What is needed: Give the count of lines in the data that include "Horsens", with no other words.

Collection entries:
=== Begin Enclosure ===
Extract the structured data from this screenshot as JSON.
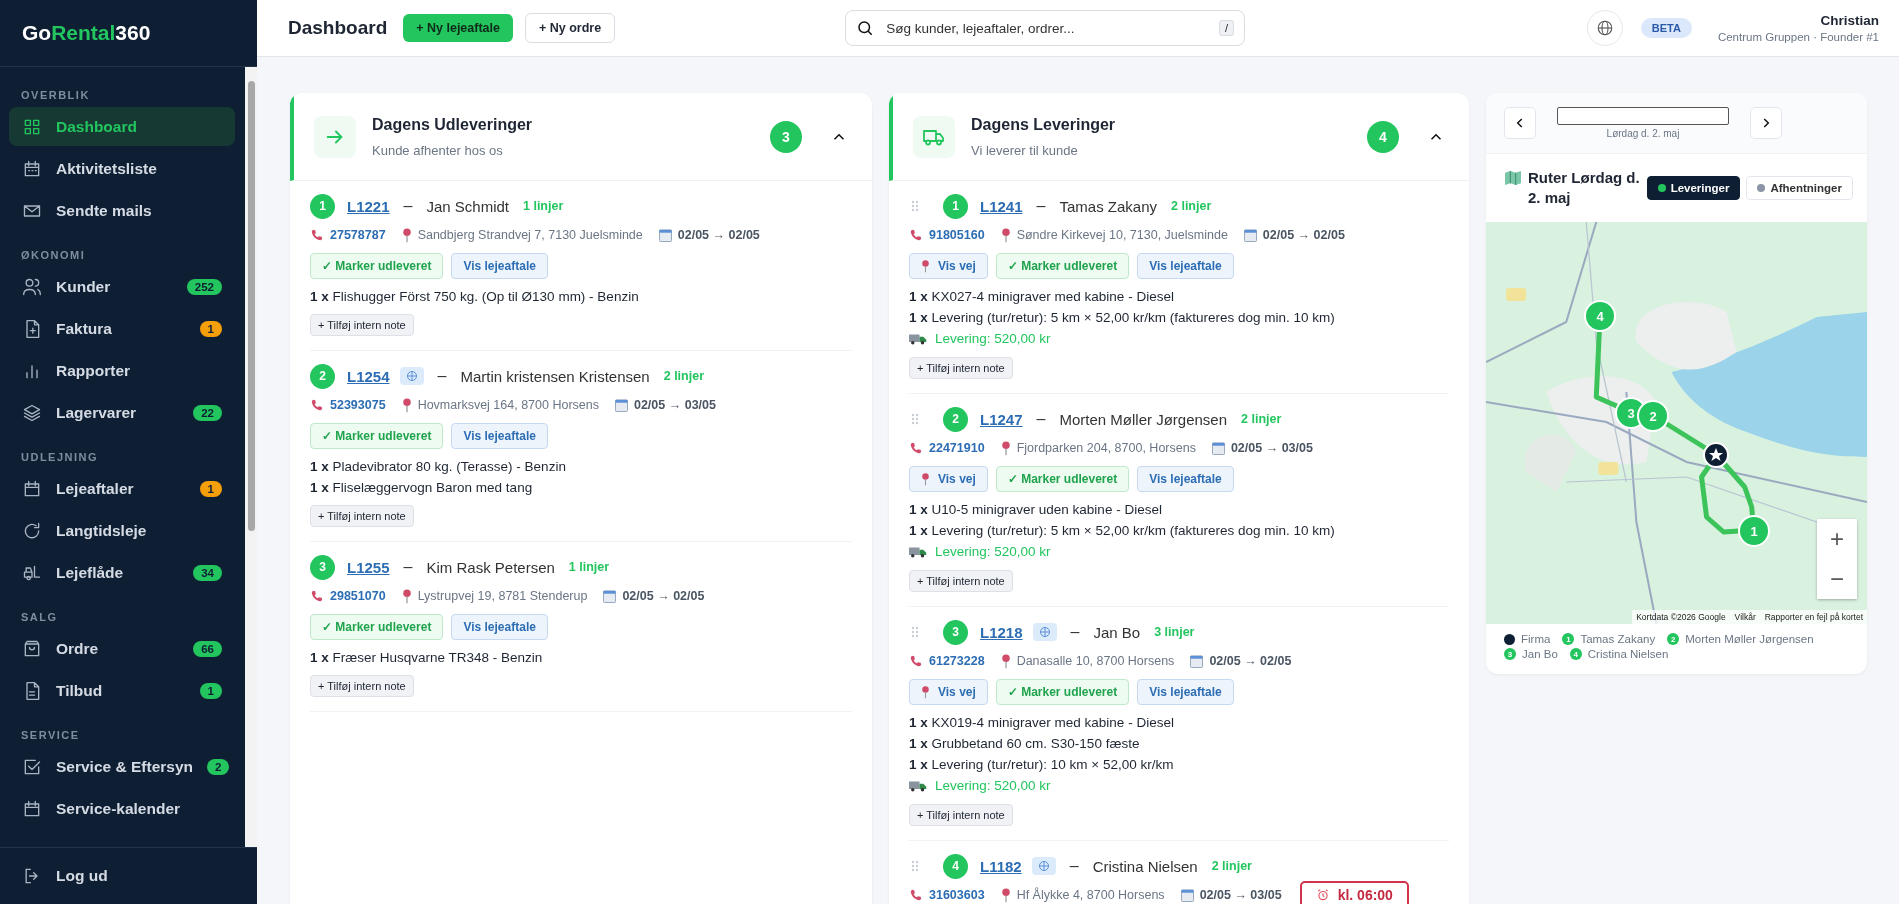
{
  "sidebar": {
    "logo": [
      "Go",
      "Rental",
      "360"
    ],
    "sections": [
      {
        "title": "OVERBLIK",
        "items": [
          {
            "label": "Dashboard",
            "selected": true
          },
          {
            "label": "Aktivitetsliste",
            "selected": false
          },
          {
            "label": "Sendte mails",
            "selected": false
          }
        ]
      },
      {
        "title": "ØKONOMI",
        "items": [
          {
            "label": "Kunder",
            "selected": false,
            "badge": "252",
            "color": "#22c55e"
          },
          {
            "label": "Faktura",
            "selected": false,
            "badge": "1",
            "color": "#f59e0b"
          },
          {
            "label": "Rapporter",
            "selected": false
          },
          {
            "label": "Lagervarer",
            "selected": false,
            "badge": "22",
            "color": "#22c55e"
          }
        ]
      },
      {
        "title": "UDLEJNING",
        "items": [
          {
            "label": "Lejeaftaler",
            "selected": false,
            "badge": "1",
            "color": "#f59e0b"
          },
          {
            "label": "Langtidsleje",
            "selected": false
          },
          {
            "label": "Lejeflåde",
            "selected": false,
            "badge": "34",
            "color": "#22c55e"
          }
        ]
      },
      {
        "title": "SALG",
        "items": [
          {
            "label": "Ordre",
            "selected": false,
            "badge": "66",
            "color": "#22c55e"
          },
          {
            "label": "Tilbud",
            "selected": false,
            "badge": "1",
            "color": "#22c55e"
          }
        ]
      },
      {
        "title": "SERVICE",
        "items": [
          {
            "label": "Service & Eftersyn",
            "selected": false,
            "badge": "2",
            "color": "#22c55e"
          },
          {
            "label": "Service-kalender",
            "selected": false
          }
        ]
      }
    ],
    "logout": "Log ud"
  },
  "header": {
    "title": "Dashboard",
    "primary_button": "+ Ny lejeaftale",
    "secondary_button": "+ Ny ordre",
    "search": {
      "placeholder": "Søg kunder, lejeaftaler, ordrer...",
      "shortcut": "/"
    },
    "badge": "BETA",
    "user": {
      "name": "Christian",
      "org": "Centrum Gruppen · Founder #1"
    }
  },
  "cards": [
    {
      "kind": "pickup",
      "title": "Dagens Udleveringer",
      "subtitle": "Kunde afhenter hos os",
      "count": "3",
      "expanded": true,
      "items": [
        {
          "num": "1",
          "ref": "L1221",
          "web": false,
          "separator": "–",
          "name": "Jan Schmidt",
          "lines": "1 linjer",
          "phone": "27578787",
          "address": "Sandbjerg Strandvej 7, 7130 Juelsminde",
          "dates": "02/05 → 02/05",
          "actions": [
            {
              "kind": "mark",
              "label": "✓ Marker udleveret"
            },
            {
              "kind": "view",
              "label": "Vis lejeaftale"
            }
          ],
          "products": [
            "**1 x** Flishugger Först 750 kg. (Op til Ø130 mm) - Benzin"
          ],
          "note_button": "+ Tilføj intern note"
        },
        {
          "num": "2",
          "ref": "L1254",
          "web": true,
          "separator": "–",
          "name": "Martin kristensen Kristensen",
          "lines": "2 linjer",
          "phone": "52393075",
          "address": "Hovmarksvej 164, 8700 Horsens",
          "dates": "02/05 → 03/05",
          "actions": [
            {
              "kind": "mark",
              "label": "✓ Marker udleveret"
            },
            {
              "kind": "view",
              "label": "Vis lejeaftale"
            }
          ],
          "products": [
            "**1 x** Pladevibrator 80 kg. (Terasse) - Benzin",
            "**1 x** Fliselæggervogn Baron med tang"
          ],
          "note_button": "+ Tilføj intern note"
        },
        {
          "num": "3",
          "ref": "L1255",
          "web": false,
          "separator": "–",
          "name": "Kim Rask Petersen",
          "lines": "1 linjer",
          "phone": "29851070",
          "address": "Lystrupvej 19, 8781 Stenderup",
          "dates": "02/05 → 02/05",
          "actions": [
            {
              "kind": "mark",
              "label": "✓ Marker udleveret"
            },
            {
              "kind": "view",
              "label": "Vis lejeaftale"
            }
          ],
          "products": [
            "**1 x** Fræser Husqvarne TR348 - Benzin"
          ],
          "note_button": "+ Tilføj intern note"
        }
      ]
    },
    {
      "kind": "delivery",
      "title": "Dagens Leveringer",
      "subtitle": "Vi leverer til kunde",
      "count": "4",
      "expanded": true,
      "items": [
        {
          "num": "1",
          "ref": "L1241",
          "web": false,
          "separator": "–",
          "name": "Tamas Zakany",
          "lines": "2 linjer",
          "phone": "91805160",
          "address": "Søndre Kirkevej 10, 7130, Juelsminde",
          "dates": "02/05 → 02/05",
          "actions": [
            {
              "kind": "route",
              "label": "Vis vej"
            },
            {
              "kind": "mark",
              "label": "✓ Marker udleveret"
            },
            {
              "kind": "view",
              "label": "Vis lejeaftale"
            }
          ],
          "products": [
            "**1 x** KX027-4 minigraver med kabine - Diesel",
            "**1 x** Levering (tur/retur): 5 km × 52,00 kr/km (faktureres dog min. 10 km)"
          ],
          "fee": "Levering: 520,00 kr",
          "note_button": "+ Tilføj intern note"
        },
        {
          "num": "2",
          "ref": "L1247",
          "web": false,
          "separator": "–",
          "name": "Morten Møller Jørgensen",
          "lines": "2 linjer",
          "phone": "22471910",
          "address": "Fjordparken 204, 8700, Horsens",
          "dates": "02/05 → 03/05",
          "actions": [
            {
              "kind": "route",
              "label": "Vis vej"
            },
            {
              "kind": "mark",
              "label": "✓ Marker udleveret"
            },
            {
              "kind": "view",
              "label": "Vis lejeaftale"
            }
          ],
          "products": [
            "**1 x** U10-5 minigraver uden kabine - Diesel",
            "**1 x** Levering (tur/retur): 5 km × 52,00 kr/km (faktureres dog min. 10 km)"
          ],
          "fee": "Levering: 520,00 kr",
          "note_button": "+ Tilføj intern note"
        },
        {
          "num": "3",
          "ref": "L1218",
          "web": true,
          "separator": "–",
          "name": "Jan Bo",
          "lines": "3 linjer",
          "phone": "61273228",
          "address": "Danasalle 10, 8700 Horsens",
          "dates": "02/05 → 02/05",
          "actions": [
            {
              "kind": "route",
              "label": "Vis vej"
            },
            {
              "kind": "mark",
              "label": "✓ Marker udleveret"
            },
            {
              "kind": "view",
              "label": "Vis lejeaftale"
            }
          ],
          "products": [
            "**1 x** KX019-4 minigraver med kabine - Diesel",
            "**1 x** Grubbetand 60 cm. S30-150 fæste",
            "**1 x** Levering (tur/retur): 10 km × 52,00 kr/km"
          ],
          "fee": "Levering: 520,00 kr",
          "note_button": "+ Tilføj intern note"
        },
        {
          "num": "4",
          "ref": "L1182",
          "web": true,
          "separator": "–",
          "name": "Cristina Nielsen",
          "lines": "2 linjer",
          "phone": "31603603",
          "address": "Hf Ålykke 4, 8700 Horsens",
          "dates": "02/05 → 03/05",
          "alarm": "kl. 06:00"
        }
      ]
    }
  ],
  "map": {
    "date_caption": "Lørdag d. 2. maj",
    "title": "Ruter Lørdag d. 2. maj",
    "toggles": [
      {
        "label": "Leveringer",
        "selected": true,
        "color": "#22c55e"
      },
      {
        "label": "Afhentninger",
        "selected": false,
        "color": "#8b95a5"
      }
    ],
    "markers": [
      {
        "label": "4"
      },
      {
        "label": "3"
      },
      {
        "label": "2"
      },
      {
        "label": "1"
      }
    ],
    "attribution": [
      "Kortdata ©2026 Google",
      "Vilkår",
      "Rapporter en fejl på kortet"
    ],
    "zoom_in": "+",
    "zoom_out": "−",
    "legend": [
      {
        "kind": "company",
        "label": "Firma"
      },
      {
        "kind": "stop",
        "num": "1",
        "label": "Tamas Zakany"
      },
      {
        "kind": "stop",
        "num": "2",
        "label": "Morten Møller Jørgensen"
      },
      {
        "kind": "stop",
        "num": "3",
        "label": "Jan Bo"
      },
      {
        "kind": "stop",
        "num": "4",
        "label": "Cristina Nielsen"
      }
    ]
  }
}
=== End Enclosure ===
Answer below: 4